I am absolutely convinced that the healing of this world will be brought about by women, but first we have to heal ourselves. We can no longer wait for someone to rescue us, we must rescue ourselves. How do we do that? Together. We do it together. By going within. By asking questions about why we believe what we believe. By challenging the status quo and refusing to be silent any longer.
We all have a voice that needs to be heard and we all have a right to be heard. After the Women’s March I made a promise to myself that I would no longer allow fear to keep me quiet about the things that really mattered, and this website is one step in keeping that promise.
Two months after my nineteenth birthday I became a statistic; a teenage single mother. To say I was terrified would be an understatement. My life plan up to that point had been to work just enough so I had money for beer, cigarettes and some new clothes every once in awhile. If there was a big party on a Saturday night and I couldn’t get off work, I would quit my job. I felt that I could always get another job, but I never wanted to miss a great party. (I’m still not convinced that this is a bad philosophy)
At any rate, there I was the year after graduating high school with a baby to raise. My family was supportive, and my parents let me stay at home with my son. My mom babysat on weekends when I worked the overnight shift waitressing at our local House of Pancakes.
This went on for the first year of my son’s life. I leaned heavily on my mother . As much as I loved my son, the thought of building a life for us on my own was something beyond my comprehension. I didn’t believe I would ever be able to do it. As long as my parents were willing to let me stay there and keep me from facing my fears, I was more than willing to ignore them.
But one day my mother sat me down for a talk. She told me that she felt I was leaning on her too much and that I needed to move out and start life on my own.
Ask any little boy what his friends call him when he’s not behaving in a way that’s acceptable for boys and he’ll tell you that they call him a girl. Have you ever thought about the implications of this? That the worst thing you can call a boy is a girl?
The harshest insult boys hurl at each other is to say they’re acting like a girl. When they grow into men they say, “stop acting like a little bitch!”

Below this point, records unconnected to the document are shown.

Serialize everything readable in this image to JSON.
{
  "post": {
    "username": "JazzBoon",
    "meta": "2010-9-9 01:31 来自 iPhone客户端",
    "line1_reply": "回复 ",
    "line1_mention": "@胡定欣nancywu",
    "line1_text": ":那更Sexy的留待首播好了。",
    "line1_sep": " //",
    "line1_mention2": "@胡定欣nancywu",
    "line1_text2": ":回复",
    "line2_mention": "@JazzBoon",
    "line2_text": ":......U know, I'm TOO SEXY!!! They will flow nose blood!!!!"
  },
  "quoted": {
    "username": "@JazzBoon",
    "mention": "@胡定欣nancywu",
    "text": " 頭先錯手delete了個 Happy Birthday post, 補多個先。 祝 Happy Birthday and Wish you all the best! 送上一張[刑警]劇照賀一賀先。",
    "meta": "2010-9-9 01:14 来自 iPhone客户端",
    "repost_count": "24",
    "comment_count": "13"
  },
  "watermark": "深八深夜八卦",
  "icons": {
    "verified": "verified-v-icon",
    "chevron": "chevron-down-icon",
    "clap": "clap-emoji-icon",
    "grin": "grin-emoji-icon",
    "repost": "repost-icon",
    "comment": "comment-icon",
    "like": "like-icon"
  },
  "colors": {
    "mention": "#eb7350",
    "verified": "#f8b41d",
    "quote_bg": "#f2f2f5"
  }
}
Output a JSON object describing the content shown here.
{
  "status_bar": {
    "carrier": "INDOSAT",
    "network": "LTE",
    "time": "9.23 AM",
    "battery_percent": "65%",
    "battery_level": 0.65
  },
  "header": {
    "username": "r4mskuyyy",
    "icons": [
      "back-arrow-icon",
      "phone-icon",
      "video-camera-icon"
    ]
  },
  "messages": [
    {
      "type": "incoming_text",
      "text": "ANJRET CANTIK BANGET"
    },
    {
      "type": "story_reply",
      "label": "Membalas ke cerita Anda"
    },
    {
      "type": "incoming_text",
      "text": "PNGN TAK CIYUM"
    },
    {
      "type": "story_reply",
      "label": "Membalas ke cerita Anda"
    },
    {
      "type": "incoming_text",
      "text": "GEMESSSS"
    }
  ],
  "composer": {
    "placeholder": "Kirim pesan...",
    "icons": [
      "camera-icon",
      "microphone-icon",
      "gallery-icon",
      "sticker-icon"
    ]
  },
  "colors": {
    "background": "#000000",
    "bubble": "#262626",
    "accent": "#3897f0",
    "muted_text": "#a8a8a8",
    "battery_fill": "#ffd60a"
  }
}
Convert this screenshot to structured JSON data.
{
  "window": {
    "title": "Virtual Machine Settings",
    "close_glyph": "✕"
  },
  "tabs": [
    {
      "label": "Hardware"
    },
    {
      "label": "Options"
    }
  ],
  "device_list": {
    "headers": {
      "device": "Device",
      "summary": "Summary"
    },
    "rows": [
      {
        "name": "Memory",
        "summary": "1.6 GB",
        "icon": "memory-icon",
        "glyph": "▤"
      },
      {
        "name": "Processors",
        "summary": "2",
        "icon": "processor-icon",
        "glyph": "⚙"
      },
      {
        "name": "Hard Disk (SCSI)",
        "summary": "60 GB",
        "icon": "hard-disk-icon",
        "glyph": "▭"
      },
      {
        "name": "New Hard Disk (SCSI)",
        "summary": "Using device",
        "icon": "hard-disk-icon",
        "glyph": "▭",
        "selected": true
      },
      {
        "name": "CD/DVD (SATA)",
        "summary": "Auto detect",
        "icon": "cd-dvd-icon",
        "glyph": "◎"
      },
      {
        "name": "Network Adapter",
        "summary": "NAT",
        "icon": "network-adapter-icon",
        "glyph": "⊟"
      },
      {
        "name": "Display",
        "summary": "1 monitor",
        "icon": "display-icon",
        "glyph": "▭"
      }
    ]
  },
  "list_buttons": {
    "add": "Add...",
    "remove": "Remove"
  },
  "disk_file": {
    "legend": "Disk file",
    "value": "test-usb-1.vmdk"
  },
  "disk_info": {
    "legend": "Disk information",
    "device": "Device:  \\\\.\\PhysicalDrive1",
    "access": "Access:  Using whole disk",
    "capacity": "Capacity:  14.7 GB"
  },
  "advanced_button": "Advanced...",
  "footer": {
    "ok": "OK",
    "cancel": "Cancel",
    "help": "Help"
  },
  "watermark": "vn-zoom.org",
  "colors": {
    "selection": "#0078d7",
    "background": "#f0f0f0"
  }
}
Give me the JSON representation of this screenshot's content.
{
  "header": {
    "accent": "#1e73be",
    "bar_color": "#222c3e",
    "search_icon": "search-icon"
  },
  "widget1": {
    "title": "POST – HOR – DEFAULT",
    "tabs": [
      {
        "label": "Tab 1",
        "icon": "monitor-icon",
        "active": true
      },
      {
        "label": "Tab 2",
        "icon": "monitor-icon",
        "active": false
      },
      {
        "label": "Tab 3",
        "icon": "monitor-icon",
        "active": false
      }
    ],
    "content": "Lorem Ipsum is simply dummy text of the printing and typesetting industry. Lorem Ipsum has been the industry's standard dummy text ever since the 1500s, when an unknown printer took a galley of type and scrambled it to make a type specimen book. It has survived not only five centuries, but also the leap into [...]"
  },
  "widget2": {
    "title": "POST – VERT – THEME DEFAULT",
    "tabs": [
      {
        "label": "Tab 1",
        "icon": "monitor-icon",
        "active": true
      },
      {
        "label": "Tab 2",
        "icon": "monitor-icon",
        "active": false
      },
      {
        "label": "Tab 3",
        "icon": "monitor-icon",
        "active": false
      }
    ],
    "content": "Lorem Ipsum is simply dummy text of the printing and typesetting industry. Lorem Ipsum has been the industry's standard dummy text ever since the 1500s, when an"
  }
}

What does it say to girls that the worst thing you can call a boy is exactly what you are? How does it affect us as women to hear men deride each other by accusing them of being like us?
It doesn’t go both ways. Women love to brag that they were tomboys when they were young, which usually means they were athletic and eschewed girly things. We say this with pride because it’s looked at with a bit of admiration. Like, you were cool when you were little because you acted like a boy.